Alaska Day 8: Black Rapids to Fairbanks
This article is part of a series about our recent vacation in Alaska. To see the introductory article in the series, click here.
We awoke to a bright and sunny day. The Lodge at Black Rapids was situated on a west-facing hillside, and the morning sun gave an wonderful view of some of the Alaska Range. We had an excellent breakfast, and soon after departing for Fairbanks caught a glimpse of a cow moose with her calf by the side of the road. The road was flatter as we continued north out of the Alaska Range.
Continuing west past Delta Junction, we got a much better look at another cow moose and calf by the side of the road, calmly eating grass as if there wasn’t a road right next to them with cars speeding by. The road was excellent, with somewhat more traffic than we had become accustomed. It was also quite a bit hillier than I expected from the relief map I was looking at at the Lodge. The road cuts directly through Eielson AFB, paralleling the main runway, and several F-15 fighters landed just as we passed through. Quite a show!

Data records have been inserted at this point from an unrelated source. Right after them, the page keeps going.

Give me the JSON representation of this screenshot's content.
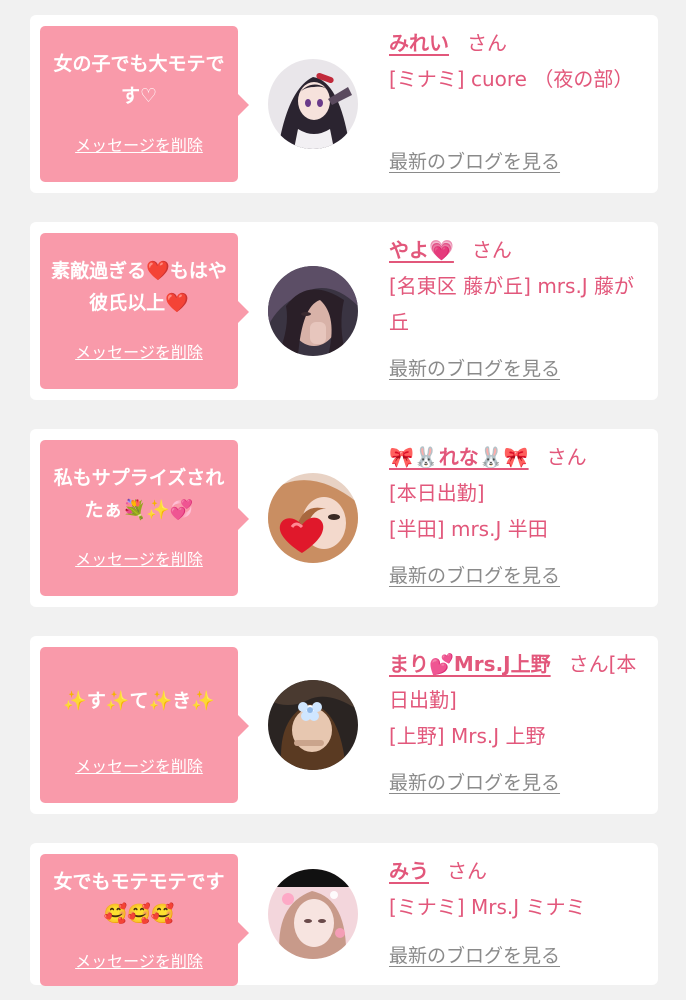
{
  "colors": {
    "accent": "#e2577b",
    "bubble": "#f99aaa",
    "muted": "#8a8a8a",
    "background": "#f1f1f1"
  },
  "delete_label": "メッセージを削除",
  "blog_label": "最新のブログを見る",
  "honorific": "さん",
  "cards": [
    {
      "message": "女の子でも大モテです♡",
      "name": "みれい",
      "detail": "[ミナミ] cuore （夜の部）"
    },
    {
      "message": "素敵過ぎる❤️もはや彼氏以上❤️",
      "name": "やよ💗",
      "detail": "[名東区 藤が丘] mrs.J 藤が丘"
    },
    {
      "message": "私もサプライズされたぁ💐✨💞",
      "name": "🎀🐰れな🐰🎀",
      "detail": "[本日出勤]\n[半田] mrs.J 半田"
    },
    {
      "message": "✨す✨て✨き✨",
      "name": "まり💕Mrs.J上野",
      "detail": "[本日出勤]\n[上野] Mrs.J 上野"
    },
    {
      "message": "女でもモテモテです🥰🥰🥰",
      "name": "みう",
      "detail": "[ミナミ] Mrs.J ミナミ"
    }
  ]
}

With our “tourist trap shields up”, we stopped at Santa’s House in North Pole, Alaska. The entire town plays to the Christmas theme, with candy-cane streetlights and decorations displayed year-round. Santa’s House was unexpectedly nice: souvenirs, yes, but not junky ones; helpful staff, and Santa is most pleasant (yes, jolly!) and really enjoys talking to people. We were able to have our lunch at the picnic tables there before continuing to Fairbanks.
We are staying at Pike’s Waterfront Lodge on the west side of Fairbanks, near the airport. It is a generally comfortable upscale motel, the type frequented by tour groups. After checking in, we went to the Museum of the North on the University of Alaska at Fairbanks campus. The museum put a lot of Alaska history in perspective for us. It was organized in several sections each highlighting a different region of the state. I was particularly moved by the exhibit on the interment of the Japanese-American and Aleut people during the Second World War.
Although today is a few days past the Summer Solstice, Fairbanks is the most northerly point on our trip, so today is the longest day. Sunrise was at 3:02am; sunset is at 12:44 am (tomorrow!).